Members of the LPS Auxiliary Unit will be visiting neighbourhoods around Western University and Fanshawe College to educate and inform students about by-laws and crime prevention tips.

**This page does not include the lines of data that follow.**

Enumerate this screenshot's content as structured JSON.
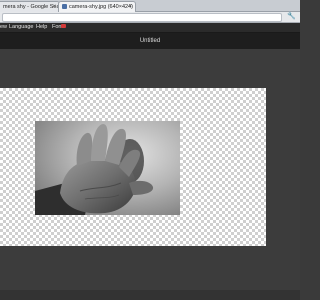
{
  "browser": {
    "tabs": [
      {
        "title": "mera shy - Google Search",
        "close": "×"
      },
      {
        "title": "camera-shy.jpg (640×424)",
        "close": "×"
      }
    ],
    "menu_icon": "wrench-icon"
  },
  "menubar": {
    "items": [
      "ew",
      "Language",
      "Help",
      "Font"
    ],
    "badge_color": "#d43a3a"
  },
  "document": {
    "title": "Untitled"
  },
  "colors": {
    "workspace": "#3c3c3c",
    "titlebar": "#1e1e1e",
    "menubar": "#2b2b2b"
  },
  "icons": {
    "new_badge": "new-badge-icon"
  }
}
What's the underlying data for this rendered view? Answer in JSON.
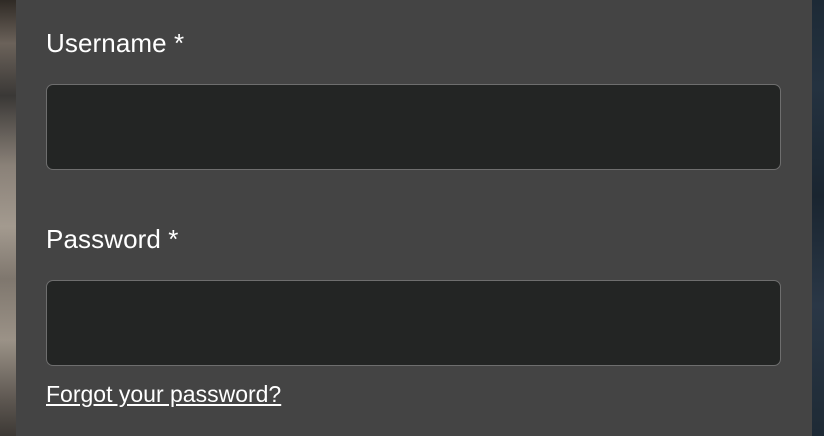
{
  "login_form": {
    "username": {
      "label": "Username *",
      "value": "",
      "placeholder": ""
    },
    "password": {
      "label": "Password *",
      "value": "",
      "placeholder": ""
    },
    "forgot_password_link": "Forgot your password?"
  },
  "colors": {
    "panel_background": "#444444",
    "input_background": "#232524",
    "input_border": "#6e6e6e",
    "text": "#ffffff"
  }
}
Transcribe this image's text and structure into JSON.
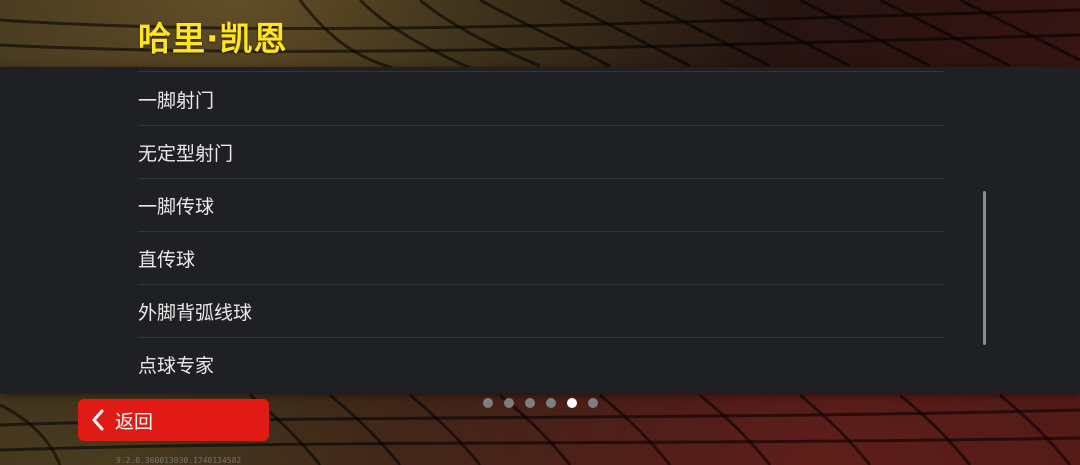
{
  "header": {
    "title": "哈里·凯恩"
  },
  "list": {
    "items": [
      {
        "label": "一脚射门"
      },
      {
        "label": "无定型射门"
      },
      {
        "label": "一脚传球"
      },
      {
        "label": "直传球"
      },
      {
        "label": "外脚背弧线球"
      },
      {
        "label": "点球专家"
      }
    ]
  },
  "pagination": {
    "total": 6,
    "active_index": 4
  },
  "back_button": {
    "label": "返回",
    "icon": "chevron-left-icon"
  },
  "footer": {
    "version": "9.2.0.360013030.1740134582"
  },
  "colors": {
    "title": "#ffe51a",
    "panel": "#1f2024",
    "back_button": "#e01a14"
  }
}
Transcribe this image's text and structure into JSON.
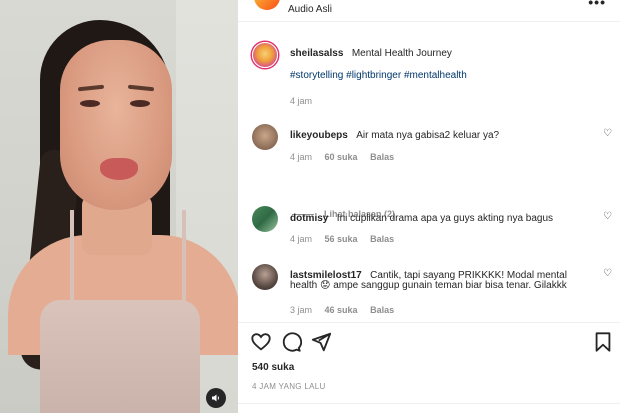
{
  "header": {
    "audio_label": "Audio Asli",
    "more_icon": "more-horizontal-icon"
  },
  "caption": {
    "username": "sheilasalss",
    "text": "Mental Health Journey",
    "hashtags": "#storytelling #lightbringer #mentalhealth",
    "time": "4 jam"
  },
  "comments": [
    {
      "username": "likeyoubeps",
      "text": "Air mata nya gabisa2 keluar ya?",
      "time": "4 jam",
      "likes": "60 suka",
      "reply": "Balas"
    },
    {
      "username": "dotmisy",
      "text": "Ini cuplikan drama apa ya guys akting nya bagus",
      "time": "4 jam",
      "likes": "56 suka",
      "reply": "Balas"
    },
    {
      "username": "lastsmilelost17",
      "text_line1": "Cantik, tapi sayang PRIKKKK! Modal mental",
      "text_line2": "health 😟 ampe sanggup gunain teman biar bisa tenar. Gilakkk",
      "time": "3 jam",
      "likes": "46 suka",
      "reply": "Balas"
    }
  ],
  "view_replies": "Lihat balasan (2)",
  "post": {
    "likes": "540 suka",
    "ago": "4 JAM YANG LALU"
  },
  "colors": {
    "link": "#00376b",
    "muted": "#8e8e8e",
    "text": "#262626"
  }
}
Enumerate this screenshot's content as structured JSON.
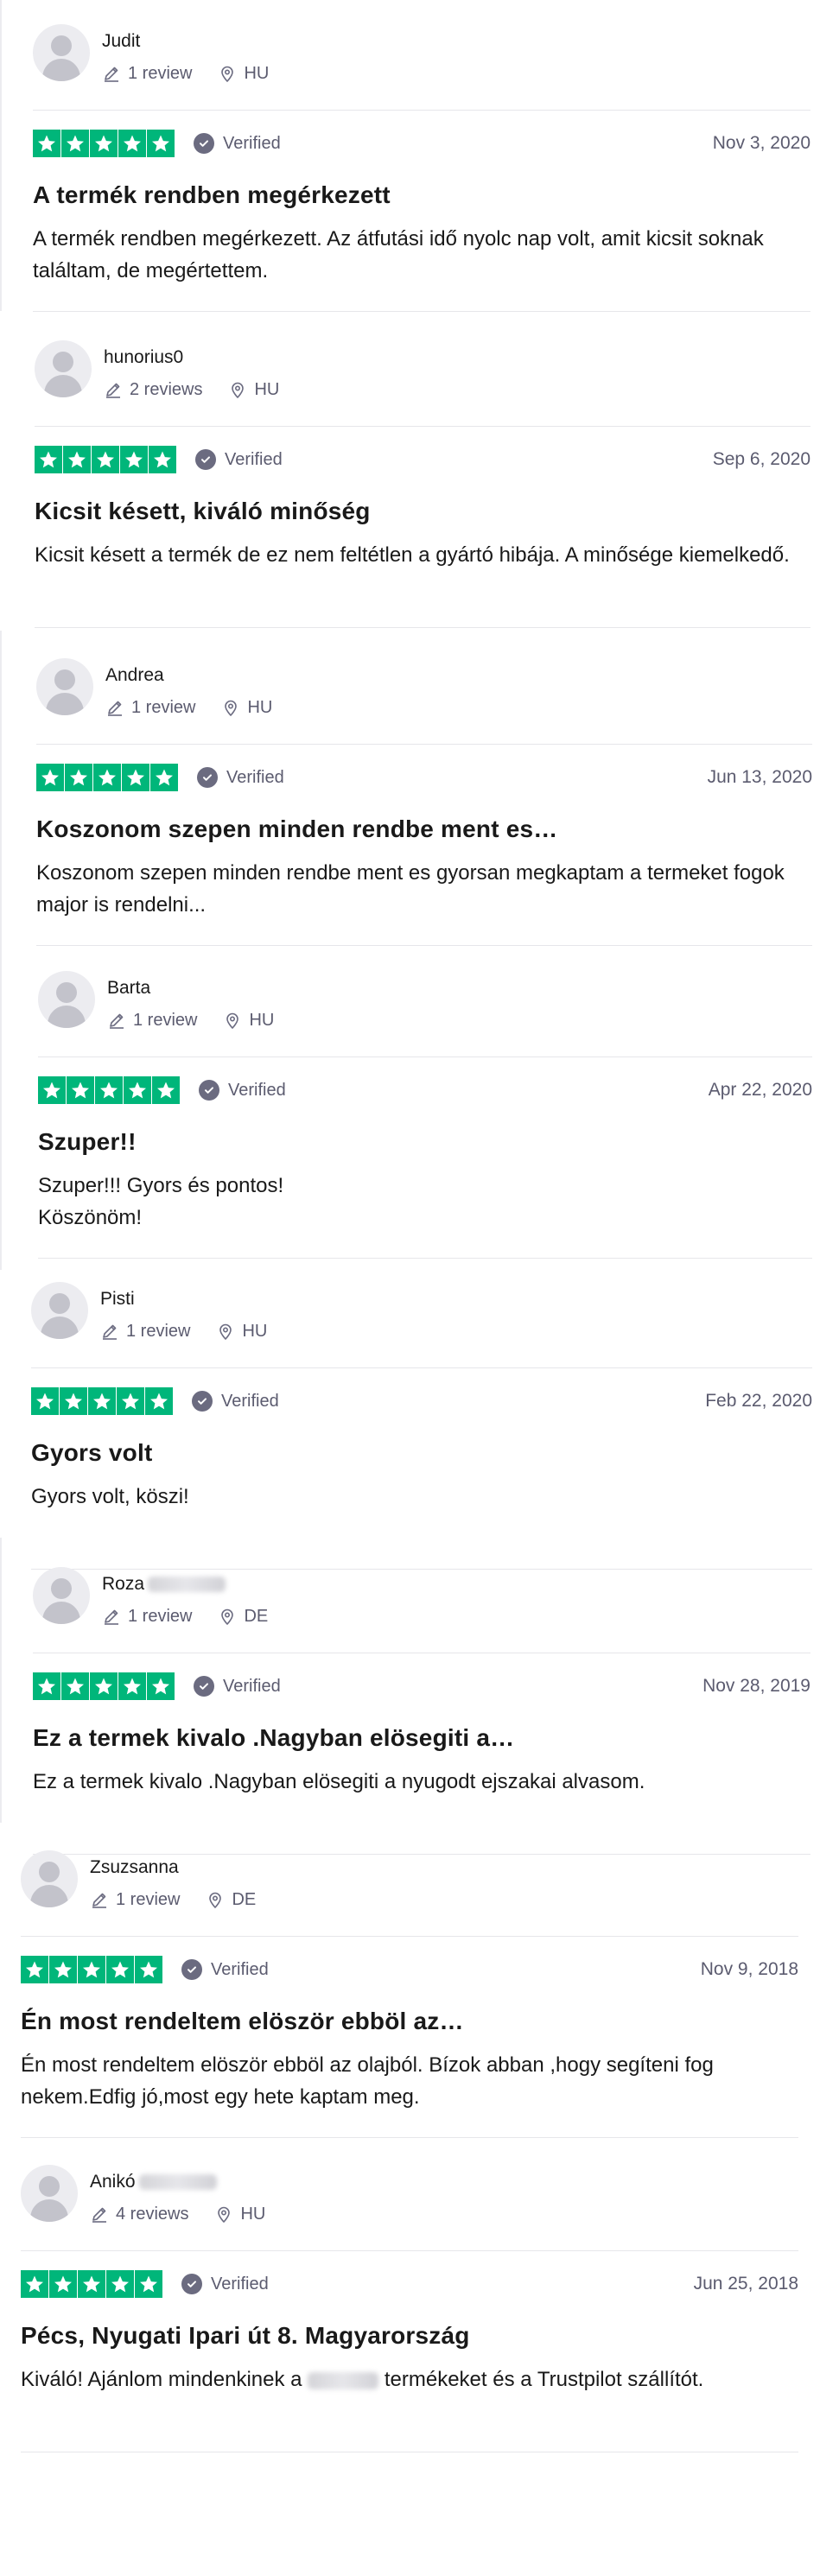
{
  "colors": {
    "star_green": "#00b67a",
    "muted_text": "#5b5b6f",
    "divider": "#e6e6ea"
  },
  "icons": {
    "review_count": "pencil-icon",
    "location": "location-pin-icon",
    "verified": "checkmark-circle-icon",
    "star": "star-icon",
    "avatar": "user-avatar-icon"
  },
  "reviews": [
    {
      "name": "Judit",
      "reviews": "1 review",
      "country": "HU",
      "rating": 5,
      "verified": "Verified",
      "date": "Nov 3, 2020",
      "title": "A termék rendben megérkezett",
      "body": "A termék rendben megérkezett. Az átfutási idő nyolc nap volt, amit kicsit soknak találtam, de megértettem."
    },
    {
      "name": "hunorius0",
      "reviews": "2 reviews",
      "country": "HU",
      "rating": 5,
      "verified": "Verified",
      "date": "Sep 6, 2020",
      "title": "Kicsit késett, kiváló minőség",
      "body": "Kicsit késett a termék de ez nem feltétlen a gyártó hibája. A minősége kiemelkedő."
    },
    {
      "name": "Andrea",
      "reviews": "1 review",
      "country": "HU",
      "rating": 5,
      "verified": "Verified",
      "date": "Jun 13, 2020",
      "title": "Koszonom szepen minden rendbe ment es…",
      "body": "Koszonom szepen minden rendbe ment es gyorsan megkaptam a termeket fogok major is rendelni..."
    },
    {
      "name": "Barta",
      "reviews": "1 review",
      "country": "HU",
      "rating": 5,
      "verified": "Verified",
      "date": "Apr 22, 2020",
      "title": "Szuper!!",
      "body": "Szuper!!! Gyors és pontos!\nKöszönöm!"
    },
    {
      "name": "Pisti",
      "reviews": "1 review",
      "country": "HU",
      "rating": 5,
      "verified": "Verified",
      "date": "Feb 22, 2020",
      "title": "Gyors volt",
      "body": "Gyors volt, köszi!"
    },
    {
      "name": "Roza",
      "reviews": "1 review",
      "country": "DE",
      "rating": 5,
      "verified": "Verified",
      "date": "Nov 28, 2019",
      "title": "Ez a termek kivalo .Nagyban elösegiti a…",
      "body": "Ez a termek kivalo .Nagyban elösegiti a nyugodt ejszakai alvasom."
    },
    {
      "name": "Zsuzsanna",
      "reviews": "1 review",
      "country": "DE",
      "rating": 5,
      "verified": "Verified",
      "date": "Nov 9, 2018",
      "title": "Én most rendeltem elöször ebböl az…",
      "body": "Én most rendeltem elöször ebböl az olajból. Bízok abban ,hogy segíteni fog nekem.Edfig jó,most egy hete kaptam meg."
    },
    {
      "name": "Anikó",
      "reviews": "4 reviews",
      "country": "HU",
      "rating": 5,
      "verified": "Verified",
      "date": "Jun 25, 2018",
      "title": "Pécs, Nyugati Ipari út 8. Magyarország",
      "body_before": "Kiváló! Ajánlom mindenkinek a ",
      "body_after": " termékeket és a Trustpilot szállítót."
    }
  ]
}
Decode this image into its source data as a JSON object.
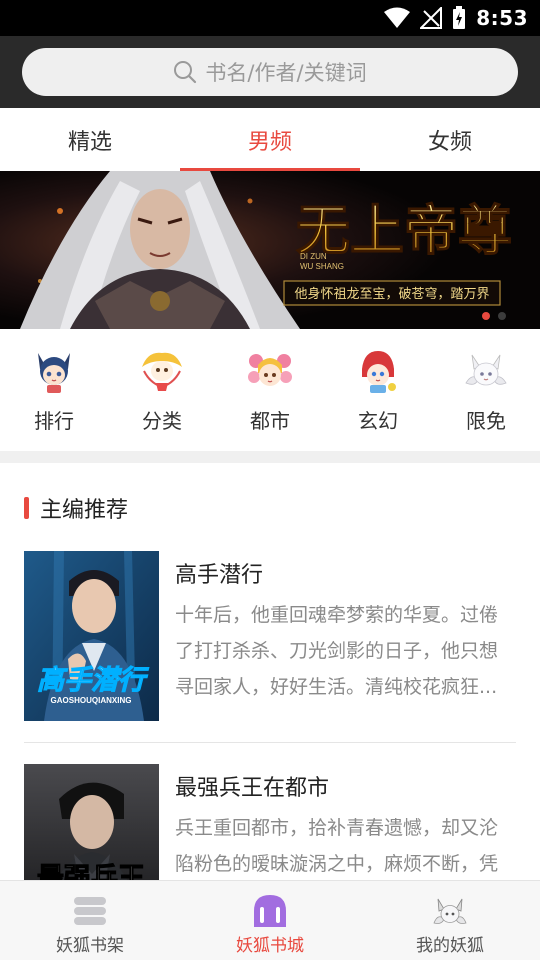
{
  "status_bar": {
    "time": "8:53"
  },
  "search": {
    "placeholder": "书名/作者/关键词"
  },
  "tabs": [
    {
      "label": "精选"
    },
    {
      "label": "男频",
      "active": true
    },
    {
      "label": "女频"
    }
  ],
  "banner": {
    "title": "无上帝尊",
    "pinyin_line1": "DI ZUN",
    "pinyin_line2": "WU SHANG",
    "slogan": "他身怀祖龙至宝，破苍穹，踏万界",
    "slide_count": 2,
    "active_slide": 1
  },
  "quick_nav": [
    {
      "label": "排行",
      "icon": "fox-mascot-rank-icon"
    },
    {
      "label": "分类",
      "icon": "fox-mascot-category-icon"
    },
    {
      "label": "都市",
      "icon": "fox-mascot-city-icon"
    },
    {
      "label": "玄幻",
      "icon": "fox-mascot-fantasy-icon"
    },
    {
      "label": "限免",
      "icon": "fox-mascot-free-icon"
    }
  ],
  "section": {
    "title": "主编推荐"
  },
  "books": [
    {
      "title": "高手潜行",
      "cover_title": "高手潜行",
      "cover_pinyin": "GAOSHOUQIANXING",
      "description": "十年后，他重回魂牵梦萦的华夏。过倦了打打杀杀、刀光剑影的日子，他只想寻回家人，好好生活。清纯校花疯狂..."
    },
    {
      "title": "最强兵王在都市",
      "cover_title": "最强兵王",
      "description": "兵王重回都市，拾补青春遗憾，却又沦陷粉色的暧昧漩涡之中，麻烦不断，凭"
    }
  ],
  "bottom_nav": [
    {
      "label": "妖狐书架",
      "icon": "bookshelf-icon"
    },
    {
      "label": "妖狐书城",
      "icon": "bookstore-icon",
      "active": true
    },
    {
      "label": "我的妖狐",
      "icon": "profile-fox-icon"
    }
  ],
  "colors": {
    "accent": "#e8493f",
    "header_bg": "#2a2a2a",
    "banner_gold": "#f0c040"
  }
}
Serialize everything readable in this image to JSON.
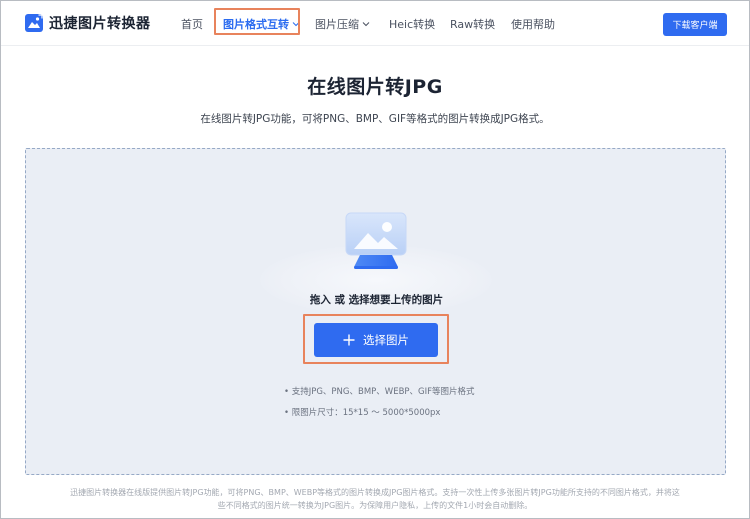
{
  "header": {
    "logo_text": "迅捷图片转换器",
    "nav": [
      {
        "label": "首页"
      },
      {
        "label": "图片格式互转"
      },
      {
        "label": "图片压缩"
      },
      {
        "label": "Heic转换"
      },
      {
        "label": "Raw转换"
      },
      {
        "label": "使用帮助"
      }
    ],
    "download_label": "下载客户端"
  },
  "main": {
    "title": "在线图片转JPG",
    "subtitle": "在线图片转JPG功能，可将PNG、BMP、GIF等格式的图片转换成JPG格式。",
    "upload": {
      "drag_text": "拖入 或 选择想要上传的图片",
      "select_label": "选择图片",
      "note_formats": "• 支持JPG、PNG、BMP、WEBP、GIF等图片格式",
      "note_size": "• 限图片尺寸：15*15 ～ 5000*5000px"
    }
  },
  "footer": {
    "line1": "迅捷图片转换器在线版提供图片转JPG功能，可将PNG、BMP、WEBP等格式的图片转换成JPG图片格式。支持一次性上传多张图片转JPG功能所支持的不同图片格式，并将这",
    "line2": "些不同格式的图片统一转换为JPG图片。为保障用户隐私，上传的文件1小时会自动删除。"
  },
  "colors": {
    "accent": "#2f6bf0",
    "highlight": "#e8835c",
    "dropzone_bg": "#eaeef5"
  }
}
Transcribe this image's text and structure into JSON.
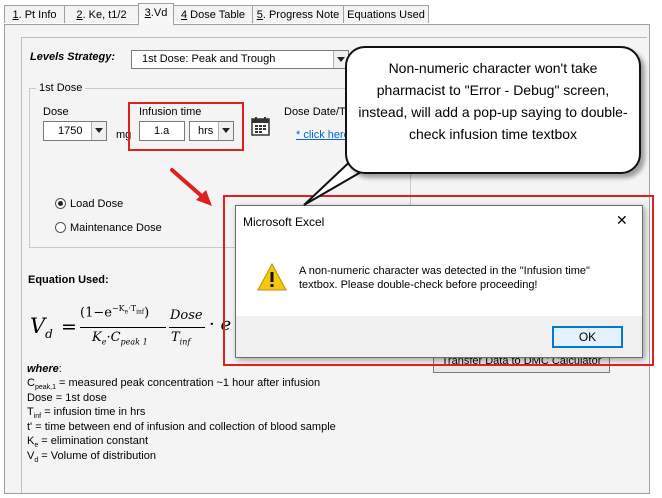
{
  "tabs": [
    {
      "key": "1",
      "label": ". Pt Info",
      "active": false
    },
    {
      "key": "2",
      "label": ". Ke, t1/2",
      "active": false
    },
    {
      "key": "3",
      "label": ".Vd",
      "active": true
    },
    {
      "key": "4",
      "label": " Dose Table",
      "active": false
    },
    {
      "key": "5",
      "label": ". Progress Note",
      "active": false
    },
    {
      "key": "",
      "label": "Equations Used",
      "active": false
    }
  ],
  "levels": {
    "label": "Levels Strategy:",
    "value": "1st Dose: Peak and Trough"
  },
  "first_dose": {
    "group_label": "1st Dose",
    "dose_label": "Dose",
    "dose_value": "1750",
    "dose_unit": "mg",
    "infusion_label": "Infusion time",
    "infusion_value": "1.a",
    "infusion_unit": "hrs",
    "date_label": "Dose Date/Ti",
    "date_link": "* click here",
    "load_dose": "Load Dose",
    "maintenance_dose": "Maintenance Dose"
  },
  "equation": {
    "heading": "Equation Used:",
    "lhs": "V",
    "lhs_sub": "d",
    "num_open": "(1−e",
    "num_exp": "−K",
    "num_exp_sub": "e",
    "num_exp_rest": "·T",
    "num_exp_sub2": "inf",
    "num_close": ")",
    "den_k": "K",
    "den_k_sub": "e",
    "den_c": "·C",
    "den_c_sub": "peak 1",
    "frac2_num": "Dose",
    "frac2_den": "T",
    "frac2_den_sub": "inf",
    "tail": "· e"
  },
  "where": {
    "label": "where",
    "colon": ":",
    "lines": [
      {
        "sym": "C",
        "sub": "peak,1",
        "text": " = measured peak concentration ~1 hour after infusion"
      },
      {
        "sym": "Dose",
        "sub": "",
        "text": " = 1st dose"
      },
      {
        "sym": "T",
        "sub": "inf",
        "text": " = infusion time in hrs"
      },
      {
        "sym": "t'",
        "sub": "",
        "text": " = time between end of infusion and collection of blood sample"
      },
      {
        "sym": "K",
        "sub": "e",
        "text": " = elimination constant"
      },
      {
        "sym": "V",
        "sub": "d",
        "text": " = Volume of distribution"
      }
    ]
  },
  "transfer_button": "Transfer Data to DMC Calculator",
  "dialog": {
    "title": "Microsoft Excel",
    "close": "✕",
    "message": "A non-numeric character was detected in the \"Infusion time\" textbox.  Please double-check before proceeding!",
    "ok": "OK"
  },
  "callout": {
    "text": "Non-numeric character won't take pharmacist to \"Error - Debug\" screen, instead, will add a pop-up saying to double-check infusion time textbox"
  },
  "colors": {
    "annotation_red": "#e02020",
    "link_blue": "#0066cc",
    "focus_blue": "#0078d7",
    "warning_yellow": "#f2c811"
  }
}
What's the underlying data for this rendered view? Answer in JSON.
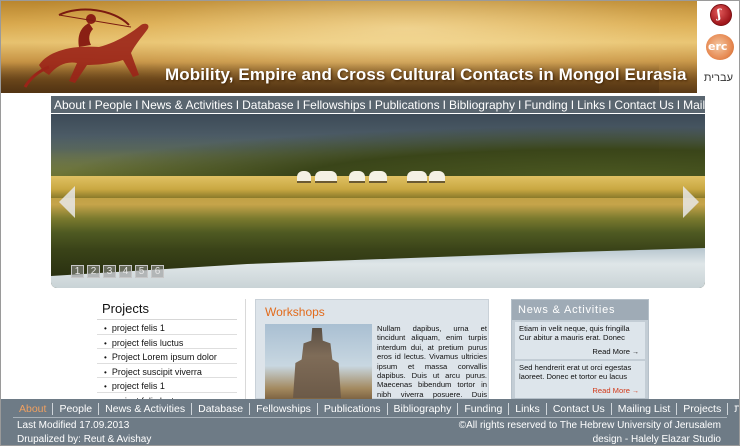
{
  "header": {
    "title": "Mobility, Empire and Cross Cultural Contacts in Mongol Eurasia",
    "hebrew_link": "עברית",
    "logo_huji_text": "ʃ",
    "logo_erc_text": "erc"
  },
  "topnav": {
    "items": [
      "About",
      "People",
      "News & Activities",
      "Database",
      "Fellowships",
      "Publications",
      "Bibliography",
      "Funding",
      "Links",
      "Contact Us",
      "Mailing List"
    ],
    "separator": "I"
  },
  "slider": {
    "pager": [
      "1",
      "2",
      "3",
      "4",
      "5",
      "6"
    ]
  },
  "projects": {
    "title": "Projects",
    "items": [
      "project felis 1",
      "project felis luctus",
      "Project Lorem ipsum dolor",
      "Project suscipit viverra",
      "project felis 1",
      "project felis luctus"
    ]
  },
  "workshops": {
    "title": "Workshops",
    "text": "Nullam dapibus, urna et tincidunt aliquam, enim turpis interdum dui, at pretium purus eros id lectus. Vivamus ultricies ipsum et massa convallis dapibus. Duis ut arcu purus. Maecenas bibendum tortor in nibh viverra posuere. Duis pretium lobortis dolor eu semper neque pharetra."
  },
  "news": {
    "title": "News & Activities",
    "items": [
      {
        "text": "Etiam in velit neque, quis fringilla Cur abitur a mauris erat. Donec ipsum ips",
        "more": "Read More"
      },
      {
        "text": "Sed hendrerit erat ut orci egestas laoreet. Donec et tortor eu lacus egestas iaculis. Etiam nibh velit met",
        "more": "Read More"
      }
    ],
    "more_arrow": "→"
  },
  "footer": {
    "nav": [
      "About",
      "People",
      "News & Activities",
      "Database",
      "Fellowships",
      "Publications",
      "Bibliography",
      "Funding",
      "Links",
      "Contact Us",
      "Mailing List",
      "Projects",
      "עברית"
    ],
    "active": "About",
    "last_modified": "Last Modified 17.09.2013",
    "drupalized": "Drupalized by: Reut & Avishay",
    "copyright": "©All rights reserved to The Hebrew University of Jerusalem",
    "design_credit": "design - Halely Elazar Studio"
  },
  "colors": {
    "nav_bg": "#5a6670",
    "footer_bg": "#6e7b86",
    "accent_orange": "#e26b1c",
    "read_more_red": "#d23a1a"
  }
}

Project LEARN focuses primarily on education, as well as enforcement, to ensure students are aware of the law when it comes to partying.

Cst. Scott Mandich said the goal of the project is to develop a positive relationship between students and police.

“We strive to build strong relationships with our community,” said Mandich. “The increased police presence during Project LEARN allows us to build positive relationships with students, helping students know how to have a good time within the confines of public health measures.”

Last year’s campaign resulted in 15 provincial offence notices, one Reopening Ontario Act charge, eight by-law notices, and two arrests under the Liquor Licence Control Act.

“Everyone’s health and safety is the most important thing, so as long as everyone is mindful of that, I think we’ll have a really successful year,” said Mandich.

Project LEARN will be in place until Sept. 24.